A guidebook entitled Spitzkoppe and Pontoks Namibia by Eckhardt Haber contains all the route information of the area. To date, the highest peak of the Spitzkoppe has been reached by climbers more than 600 times. Members of Namibia’s rock-climbing community form part of the Mountain Club of South Africa (MCSA), which has a Namibian charter. The club facilitates and engages in mountaineering, climbing of all types including boulder climbing, hiking, international expeditions, mountain search and rescue, training, the conservation of mountain areas, and the procurement of access for mountaineering.
DID YOU KNOW?

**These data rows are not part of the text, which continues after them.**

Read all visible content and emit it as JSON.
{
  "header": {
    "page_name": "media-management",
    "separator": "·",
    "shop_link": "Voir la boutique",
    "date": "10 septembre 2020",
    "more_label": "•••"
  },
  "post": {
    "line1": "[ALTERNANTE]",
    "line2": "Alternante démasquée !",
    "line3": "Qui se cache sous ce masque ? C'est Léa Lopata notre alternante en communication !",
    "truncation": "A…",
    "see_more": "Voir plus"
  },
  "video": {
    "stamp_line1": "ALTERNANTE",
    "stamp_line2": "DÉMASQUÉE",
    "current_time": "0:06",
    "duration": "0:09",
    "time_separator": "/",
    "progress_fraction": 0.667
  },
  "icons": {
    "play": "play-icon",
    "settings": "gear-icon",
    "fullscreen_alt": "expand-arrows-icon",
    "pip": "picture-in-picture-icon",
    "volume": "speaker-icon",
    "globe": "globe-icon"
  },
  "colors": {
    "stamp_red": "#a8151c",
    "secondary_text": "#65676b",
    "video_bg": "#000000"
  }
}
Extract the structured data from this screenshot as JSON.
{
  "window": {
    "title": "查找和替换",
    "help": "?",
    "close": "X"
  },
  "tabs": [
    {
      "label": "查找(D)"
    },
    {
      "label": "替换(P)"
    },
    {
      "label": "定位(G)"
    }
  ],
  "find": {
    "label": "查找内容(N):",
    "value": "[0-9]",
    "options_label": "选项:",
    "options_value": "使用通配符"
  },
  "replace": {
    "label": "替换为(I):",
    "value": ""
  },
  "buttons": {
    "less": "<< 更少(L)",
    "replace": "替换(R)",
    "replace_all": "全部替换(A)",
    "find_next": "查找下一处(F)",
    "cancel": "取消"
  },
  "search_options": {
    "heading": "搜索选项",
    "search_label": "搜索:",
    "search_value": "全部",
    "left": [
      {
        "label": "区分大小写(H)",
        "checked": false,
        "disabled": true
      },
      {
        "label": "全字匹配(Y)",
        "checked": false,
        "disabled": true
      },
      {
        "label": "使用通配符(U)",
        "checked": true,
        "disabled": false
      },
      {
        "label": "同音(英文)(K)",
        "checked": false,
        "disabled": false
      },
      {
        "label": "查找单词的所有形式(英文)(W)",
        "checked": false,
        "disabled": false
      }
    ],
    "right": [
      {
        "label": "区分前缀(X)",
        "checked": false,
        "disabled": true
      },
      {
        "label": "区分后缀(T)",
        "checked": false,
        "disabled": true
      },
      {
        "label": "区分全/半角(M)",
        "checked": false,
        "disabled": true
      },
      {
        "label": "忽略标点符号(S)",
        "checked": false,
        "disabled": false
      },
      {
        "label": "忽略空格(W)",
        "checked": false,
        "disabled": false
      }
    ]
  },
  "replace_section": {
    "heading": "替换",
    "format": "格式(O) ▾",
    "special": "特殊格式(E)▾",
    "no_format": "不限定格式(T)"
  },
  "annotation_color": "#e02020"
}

There are a few climbing areas within 20 km of Windhoek, but these are usually on privately owned property where the right of admission is reserved. The climbing company, Urban Friction, facilitates climbs in popular spots throughout Namibia. No experience is needed to join these climbing tours, and they are open to everybody, from amateurs to professionals. MCSA Namibia hosts regular outings to Spitzkoppe during winter. Dates for scheduled climbs can be found on the website MCSA Namibia: www.mcnam.org.
Camping at the Spitzkoppe
There are few experiences as amazing as camping at the Spitzkoppe. The unbelievable clarity of the Namibian night sky and the absolute silence will leave you wishing the sun wouldn’t come up until noon. For a truly special experience, plan your next camping trip there to correlate with the full moon and get a sense of how Neil Armstrong felt. Spitzkoppe Rest Camp is a community-based tourism initiative. The 31 campsites, nestled into their own private nooks, can accommodate a maximum eight persons each. The campsites have dry toilets only, but hot showers are available at reception. Members of the local community come by the campsites in a donkey cart each day to remove rubbish.